Exercise prompt
Those lines of the data that hold the word "Booking" are to be copied out.

Stored data

■ ■ ■ ■

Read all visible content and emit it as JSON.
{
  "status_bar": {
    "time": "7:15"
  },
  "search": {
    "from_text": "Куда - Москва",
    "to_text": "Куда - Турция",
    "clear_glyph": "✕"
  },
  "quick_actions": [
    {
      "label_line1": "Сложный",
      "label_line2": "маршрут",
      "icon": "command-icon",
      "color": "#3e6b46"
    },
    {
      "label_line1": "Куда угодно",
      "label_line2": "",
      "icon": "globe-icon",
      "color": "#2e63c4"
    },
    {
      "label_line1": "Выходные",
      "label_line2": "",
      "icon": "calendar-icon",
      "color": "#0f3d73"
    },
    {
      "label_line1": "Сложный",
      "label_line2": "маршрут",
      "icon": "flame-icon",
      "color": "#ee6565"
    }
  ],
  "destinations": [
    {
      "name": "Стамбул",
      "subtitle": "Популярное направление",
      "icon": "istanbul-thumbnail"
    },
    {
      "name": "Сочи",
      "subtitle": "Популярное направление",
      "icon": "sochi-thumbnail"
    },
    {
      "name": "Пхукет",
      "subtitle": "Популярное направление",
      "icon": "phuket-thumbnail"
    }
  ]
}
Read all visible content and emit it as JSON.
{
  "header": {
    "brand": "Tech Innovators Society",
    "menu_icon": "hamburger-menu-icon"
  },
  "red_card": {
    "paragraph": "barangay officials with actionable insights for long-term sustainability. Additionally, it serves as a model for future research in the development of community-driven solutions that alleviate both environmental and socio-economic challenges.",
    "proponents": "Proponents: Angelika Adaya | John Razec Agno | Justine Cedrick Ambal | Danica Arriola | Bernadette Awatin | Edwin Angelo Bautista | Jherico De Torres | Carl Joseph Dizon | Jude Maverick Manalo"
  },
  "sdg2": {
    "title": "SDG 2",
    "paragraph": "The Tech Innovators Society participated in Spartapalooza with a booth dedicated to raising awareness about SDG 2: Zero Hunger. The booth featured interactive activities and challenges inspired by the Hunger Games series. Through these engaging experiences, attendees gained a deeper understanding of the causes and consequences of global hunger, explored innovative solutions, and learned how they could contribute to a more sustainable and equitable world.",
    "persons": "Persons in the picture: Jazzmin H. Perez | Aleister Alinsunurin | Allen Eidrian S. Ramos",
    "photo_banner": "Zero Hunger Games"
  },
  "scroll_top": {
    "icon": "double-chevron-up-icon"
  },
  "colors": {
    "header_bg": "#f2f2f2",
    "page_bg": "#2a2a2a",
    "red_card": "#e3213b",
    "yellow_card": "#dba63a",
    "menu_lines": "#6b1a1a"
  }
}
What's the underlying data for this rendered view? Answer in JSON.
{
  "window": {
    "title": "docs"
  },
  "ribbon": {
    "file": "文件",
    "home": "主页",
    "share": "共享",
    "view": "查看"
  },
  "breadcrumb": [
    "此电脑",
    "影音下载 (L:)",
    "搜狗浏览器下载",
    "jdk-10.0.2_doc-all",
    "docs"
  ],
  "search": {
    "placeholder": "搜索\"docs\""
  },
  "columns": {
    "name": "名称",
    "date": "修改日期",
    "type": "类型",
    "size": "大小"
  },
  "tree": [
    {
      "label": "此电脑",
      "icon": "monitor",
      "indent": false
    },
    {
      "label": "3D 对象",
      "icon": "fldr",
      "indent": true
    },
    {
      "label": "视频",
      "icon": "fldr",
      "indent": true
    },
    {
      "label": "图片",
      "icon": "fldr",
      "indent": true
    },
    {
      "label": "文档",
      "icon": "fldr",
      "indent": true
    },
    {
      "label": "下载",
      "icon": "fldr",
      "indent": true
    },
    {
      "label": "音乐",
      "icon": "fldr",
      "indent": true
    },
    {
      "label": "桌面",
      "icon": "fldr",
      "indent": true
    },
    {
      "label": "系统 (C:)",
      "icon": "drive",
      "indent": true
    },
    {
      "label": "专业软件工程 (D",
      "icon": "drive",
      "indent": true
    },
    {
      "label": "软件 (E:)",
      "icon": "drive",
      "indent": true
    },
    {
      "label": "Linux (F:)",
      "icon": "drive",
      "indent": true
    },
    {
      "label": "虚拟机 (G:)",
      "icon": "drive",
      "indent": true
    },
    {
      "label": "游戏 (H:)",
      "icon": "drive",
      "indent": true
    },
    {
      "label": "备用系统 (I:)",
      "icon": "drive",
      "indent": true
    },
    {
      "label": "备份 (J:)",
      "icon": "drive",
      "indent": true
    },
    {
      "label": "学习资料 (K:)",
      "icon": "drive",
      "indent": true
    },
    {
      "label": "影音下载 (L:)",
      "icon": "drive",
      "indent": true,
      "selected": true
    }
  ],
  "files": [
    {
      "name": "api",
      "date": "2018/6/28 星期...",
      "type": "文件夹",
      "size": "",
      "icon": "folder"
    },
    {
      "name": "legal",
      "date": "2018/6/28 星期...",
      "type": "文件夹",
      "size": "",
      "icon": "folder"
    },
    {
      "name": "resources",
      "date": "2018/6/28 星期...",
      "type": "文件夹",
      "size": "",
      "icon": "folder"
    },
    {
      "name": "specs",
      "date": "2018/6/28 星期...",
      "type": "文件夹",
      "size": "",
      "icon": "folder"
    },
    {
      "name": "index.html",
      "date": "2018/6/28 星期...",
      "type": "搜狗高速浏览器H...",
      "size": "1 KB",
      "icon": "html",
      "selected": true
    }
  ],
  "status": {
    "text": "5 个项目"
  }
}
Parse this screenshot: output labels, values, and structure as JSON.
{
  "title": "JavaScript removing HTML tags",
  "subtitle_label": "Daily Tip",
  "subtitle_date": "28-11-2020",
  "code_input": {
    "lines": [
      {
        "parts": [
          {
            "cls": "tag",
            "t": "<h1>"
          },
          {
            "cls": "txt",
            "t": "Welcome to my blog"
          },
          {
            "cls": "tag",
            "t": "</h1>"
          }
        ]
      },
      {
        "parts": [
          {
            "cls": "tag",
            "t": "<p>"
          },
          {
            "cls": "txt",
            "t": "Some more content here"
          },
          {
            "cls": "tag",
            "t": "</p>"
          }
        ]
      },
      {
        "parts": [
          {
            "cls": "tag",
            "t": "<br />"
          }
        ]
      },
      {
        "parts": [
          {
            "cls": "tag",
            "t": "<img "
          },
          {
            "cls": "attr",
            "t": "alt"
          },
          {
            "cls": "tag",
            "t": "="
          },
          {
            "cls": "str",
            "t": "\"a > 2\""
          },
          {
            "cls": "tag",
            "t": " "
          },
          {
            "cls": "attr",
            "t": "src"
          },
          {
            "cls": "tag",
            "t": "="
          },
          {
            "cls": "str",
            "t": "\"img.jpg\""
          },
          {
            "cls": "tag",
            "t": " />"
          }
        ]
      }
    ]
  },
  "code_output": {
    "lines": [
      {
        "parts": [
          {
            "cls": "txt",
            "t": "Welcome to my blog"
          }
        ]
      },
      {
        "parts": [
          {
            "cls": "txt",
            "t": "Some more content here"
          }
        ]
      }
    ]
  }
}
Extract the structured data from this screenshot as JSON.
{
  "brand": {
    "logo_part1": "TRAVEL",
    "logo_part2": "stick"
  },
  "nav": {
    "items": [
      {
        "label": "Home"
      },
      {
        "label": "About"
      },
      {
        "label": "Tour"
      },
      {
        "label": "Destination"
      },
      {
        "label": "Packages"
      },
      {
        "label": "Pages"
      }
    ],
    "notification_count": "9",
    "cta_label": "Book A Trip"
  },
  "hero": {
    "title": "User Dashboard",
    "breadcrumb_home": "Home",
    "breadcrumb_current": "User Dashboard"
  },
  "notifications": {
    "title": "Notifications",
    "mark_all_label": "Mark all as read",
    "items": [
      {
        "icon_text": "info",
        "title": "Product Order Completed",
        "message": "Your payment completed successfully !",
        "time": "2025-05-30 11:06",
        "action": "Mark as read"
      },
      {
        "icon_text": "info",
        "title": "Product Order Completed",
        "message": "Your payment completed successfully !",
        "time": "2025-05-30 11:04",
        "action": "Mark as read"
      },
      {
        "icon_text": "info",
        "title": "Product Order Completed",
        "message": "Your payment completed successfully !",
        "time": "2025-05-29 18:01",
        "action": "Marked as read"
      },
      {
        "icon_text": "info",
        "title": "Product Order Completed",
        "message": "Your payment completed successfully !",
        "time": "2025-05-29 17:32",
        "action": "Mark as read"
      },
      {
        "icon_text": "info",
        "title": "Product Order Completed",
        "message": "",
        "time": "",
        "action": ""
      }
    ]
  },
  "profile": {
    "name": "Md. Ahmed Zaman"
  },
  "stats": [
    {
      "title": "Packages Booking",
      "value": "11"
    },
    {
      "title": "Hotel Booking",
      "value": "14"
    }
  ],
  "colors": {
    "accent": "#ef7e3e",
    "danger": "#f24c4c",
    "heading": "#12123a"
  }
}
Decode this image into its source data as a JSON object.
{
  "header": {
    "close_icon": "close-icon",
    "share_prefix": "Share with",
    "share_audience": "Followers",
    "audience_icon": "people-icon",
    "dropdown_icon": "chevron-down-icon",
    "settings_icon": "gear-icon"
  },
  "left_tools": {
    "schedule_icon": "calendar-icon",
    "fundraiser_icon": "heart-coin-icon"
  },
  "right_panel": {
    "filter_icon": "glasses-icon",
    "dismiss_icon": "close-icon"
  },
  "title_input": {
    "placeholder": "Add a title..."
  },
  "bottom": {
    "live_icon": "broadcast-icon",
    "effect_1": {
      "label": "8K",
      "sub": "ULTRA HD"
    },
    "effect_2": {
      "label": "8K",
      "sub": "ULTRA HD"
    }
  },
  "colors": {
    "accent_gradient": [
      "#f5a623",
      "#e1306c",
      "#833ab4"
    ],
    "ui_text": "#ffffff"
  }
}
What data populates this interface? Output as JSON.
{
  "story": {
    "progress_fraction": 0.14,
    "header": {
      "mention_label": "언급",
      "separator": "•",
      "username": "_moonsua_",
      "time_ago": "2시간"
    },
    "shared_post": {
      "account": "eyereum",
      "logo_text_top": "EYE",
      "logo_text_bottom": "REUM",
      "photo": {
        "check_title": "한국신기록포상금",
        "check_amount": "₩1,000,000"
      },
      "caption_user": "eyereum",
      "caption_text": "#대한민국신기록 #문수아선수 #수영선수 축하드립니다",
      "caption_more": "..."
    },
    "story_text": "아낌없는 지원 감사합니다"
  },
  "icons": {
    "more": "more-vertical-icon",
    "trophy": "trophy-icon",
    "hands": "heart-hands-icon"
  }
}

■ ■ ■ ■

Solution for this exercise
      "title": "Packages Booking",
      "title": "Hotel Booking",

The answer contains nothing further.